Networks have risen to prominence as intellectual technologies and graphical representations, not only in science, but also in journalism, activism, policy, and online visual cultures. Inspired by approaches taking trouble as occasion to (re)consider and reflect on otherwise implicit knowledge practices, in this article we explore how problems with network practices can be taken as invitations to attend to the diverse settings and situations in which network graphs and maps are created and used in society. In doing so, we draw on cases from our research, engagement and teaching activities involving making networks, making sense of networks, making networks public, and making network tools. As a contribution to “critical data practice,” we conclude with some approaches for slowing down and caring for network practices and their associated troubles to elicit a richer picture of what is involved in making networks work as well as reconsidering their role in collective forms of inquiry.

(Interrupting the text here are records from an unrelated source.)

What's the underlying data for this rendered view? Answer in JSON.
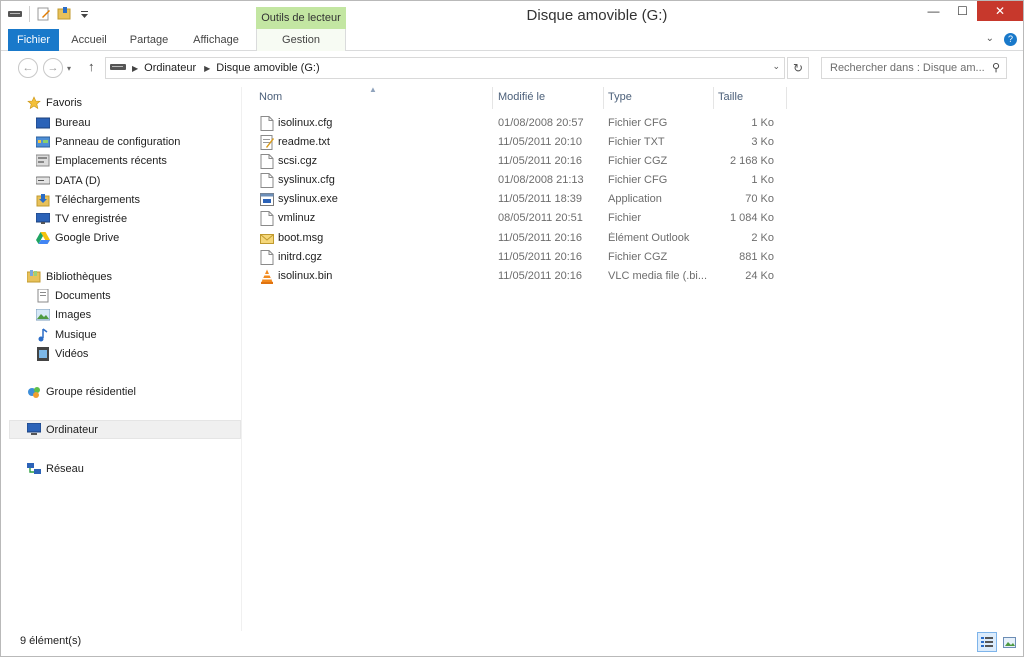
{
  "window": {
    "title": "Disque amovible (G:)",
    "contextual_tab": "Outils de lecteur",
    "controls": {
      "minimize": "—",
      "maximize": "☐",
      "close": "✕"
    }
  },
  "ribbon": {
    "tabs": [
      {
        "label": "Fichier"
      },
      {
        "label": "Accueil"
      },
      {
        "label": "Partage"
      },
      {
        "label": "Affichage"
      },
      {
        "label": "Gestion"
      }
    ],
    "expand_glyph": "⌄",
    "help_glyph": "?"
  },
  "address": {
    "segments": [
      "Ordinateur",
      "Disque amovible (G:)"
    ],
    "search_placeholder": "Rechercher dans : Disque am..."
  },
  "navpane": {
    "favorites": {
      "label": "Favoris",
      "items": [
        "Bureau",
        "Panneau de configuration",
        "Emplacements récents",
        "DATA (D)",
        "Téléchargements",
        "TV enregistrée",
        "Google Drive"
      ]
    },
    "libraries": {
      "label": "Bibliothèques",
      "items": [
        "Documents",
        "Images",
        "Musique",
        "Vidéos"
      ]
    },
    "homegroup": "Groupe résidentiel",
    "computer": "Ordinateur",
    "network": "Réseau"
  },
  "columns": {
    "name": "Nom",
    "modified": "Modifié le",
    "type": "Type",
    "size": "Taille"
  },
  "files": [
    {
      "name": "isolinux.cfg",
      "modified": "01/08/2008 20:57",
      "type": "Fichier CFG",
      "size": "1 Ko",
      "icon": "file-icon"
    },
    {
      "name": "readme.txt",
      "modified": "11/05/2011 20:10",
      "type": "Fichier TXT",
      "size": "3 Ko",
      "icon": "text-file-icon"
    },
    {
      "name": "scsi.cgz",
      "modified": "11/05/2011 20:16",
      "type": "Fichier CGZ",
      "size": "2 168 Ko",
      "icon": "file-icon"
    },
    {
      "name": "syslinux.cfg",
      "modified": "01/08/2008 21:13",
      "type": "Fichier CFG",
      "size": "1 Ko",
      "icon": "file-icon"
    },
    {
      "name": "syslinux.exe",
      "modified": "11/05/2011 18:39",
      "type": "Application",
      "size": "70 Ko",
      "icon": "exe-icon"
    },
    {
      "name": "vmlinuz",
      "modified": "08/05/2011 20:51",
      "type": "Fichier",
      "size": "1 084 Ko",
      "icon": "file-icon"
    },
    {
      "name": "boot.msg",
      "modified": "11/05/2011 20:16",
      "type": "Élément Outlook",
      "size": "2 Ko",
      "icon": "mail-icon"
    },
    {
      "name": "initrd.cgz",
      "modified": "11/05/2011 20:16",
      "type": "Fichier CGZ",
      "size": "881 Ko",
      "icon": "file-icon"
    },
    {
      "name": "isolinux.bin",
      "modified": "11/05/2011 20:16",
      "type": "VLC media file (.bi...",
      "size": "24 Ko",
      "icon": "vlc-icon"
    }
  ],
  "status": {
    "count": "9 élément(s)"
  }
}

“For decades, social researchers have argued that there is much to be learned when things go wrong.¹ In this essay, we explore what can be learned about algorithms when things do not go as anticipated, and propose the concept of algorithm troubleto capture how everyday encounters with artificial intelligence might manifest, at interfaces with users, as unexpected, failing, or wrong events. The word trouble designates a problem, but also a state of confusion and distress. We see algorithm troubles as failures, computer errors, “bugs,” but also as unsettling events that may elicit, or even provoke, other perspectives on what it means to live with algorithms — including through different ways in which these troubles are experienced, as sources of suffering, injustice, humour, or aesthetic experimentation (Meunier et al., 2019). In mapping how problems are produced, the expression algorithm trouble calls attention to what is involved in algorithms beyond computational processes. It carries an affective charge that calls upon the necessity to care about relations with technology, and not only to fix them (Bellacasa, 2017).”